Article published in:Missionary Linguistics world-wide: Theory, practice and politics
[Historiographia Linguistica 42:2/3] 2015
► pp. 211–232
On the Linguistic Ideas Underlying the Work of 16th-Century Mesoamerican Missionaries
The purpose of these pages is to present the set of ideas regarding language and languages on which the work of the linguist missionaries was based. A corpus of works written in Mesoamerica, most of them in the 16th century, was selected, and authors and works of the Nahuatl, Purépecha and Zapotec linguistic traditions are examined. For the analysis of the texts, a historiographic approach was used that emphasizes the importance of the agent (the linguist missionary) in linguistic production and the epistemological importance of the phenomena of transtextuality, focussing particularly on the study of the authorial paratext of grammars and dictionaries. The analysis of the ideas of a general nature on language and the assessment of the indigenous languages that is induced from these ideas, documented in the texts that are analysed, leads to the establishment of a series of criteria shared by the missionaries that are presented, as a concluding statement, with their main arguments. The sources of these arguments are, above all, certain passages from the Bible, in particular texts of Saint Paul that the linguist missionaries cite and comment on repeatedly. They are further supported by biblical images that are used in a metaphorical sense and, occasionally, by historical figures that are presented as examples.
Published online: 21 January 2016
Córdova, Juan de
Esparza Torres, Miguel Ángel
Gilberti, Maturino / León, Nicolás
Hernández Triviño, Ascensión
Jiménez Moreno, Wigberto
Lagunas, Juan Bautista Bravo de
Molina, Alonso de
Nebrija, Antonio de

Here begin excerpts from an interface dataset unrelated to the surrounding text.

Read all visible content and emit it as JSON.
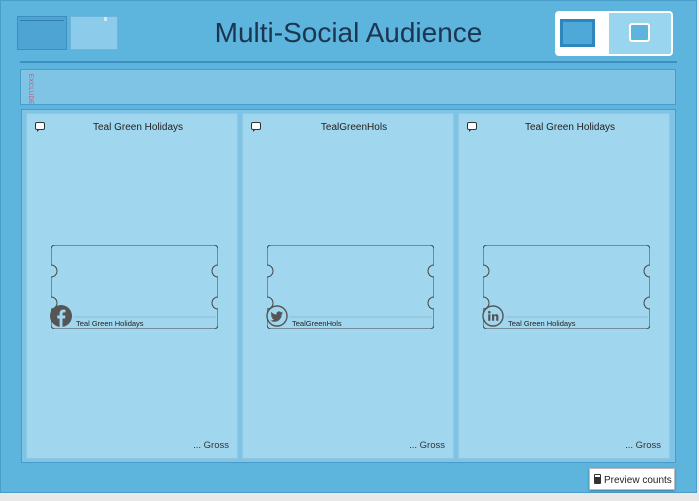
{
  "header": {
    "title": "Multi-Social Audience"
  },
  "exclude": {
    "label": "EXCLUDE"
  },
  "columns": [
    {
      "title": "Teal Green Holidays",
      "label": "Teal Green Holidays",
      "footer": "... Gross",
      "icon": "facebook-icon"
    },
    {
      "title": "TealGreenHols",
      "label": "TealGreenHols",
      "footer": "... Gross",
      "icon": "twitter-icon"
    },
    {
      "title": "Teal Green Holidays",
      "label": "Teal Green Holidays",
      "footer": "... Gross",
      "icon": "linkedin-icon"
    }
  ],
  "preview_button": {
    "label": "Preview counts"
  },
  "colors": {
    "background": "#5db4dd",
    "column": "#a0d6ee",
    "icon": "#555555"
  }
}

1993  Art of the Mexican language; concluded in the convent of San Sandres of Ueytlalpan in the Province of Totonacapan which is the New Spain on January 1, 1547. Edition and introductory study, transliteration and notes by Ascension [Hernández Triviño] and Miguel Leon-Portilla. Madrid: Hispanic Culture.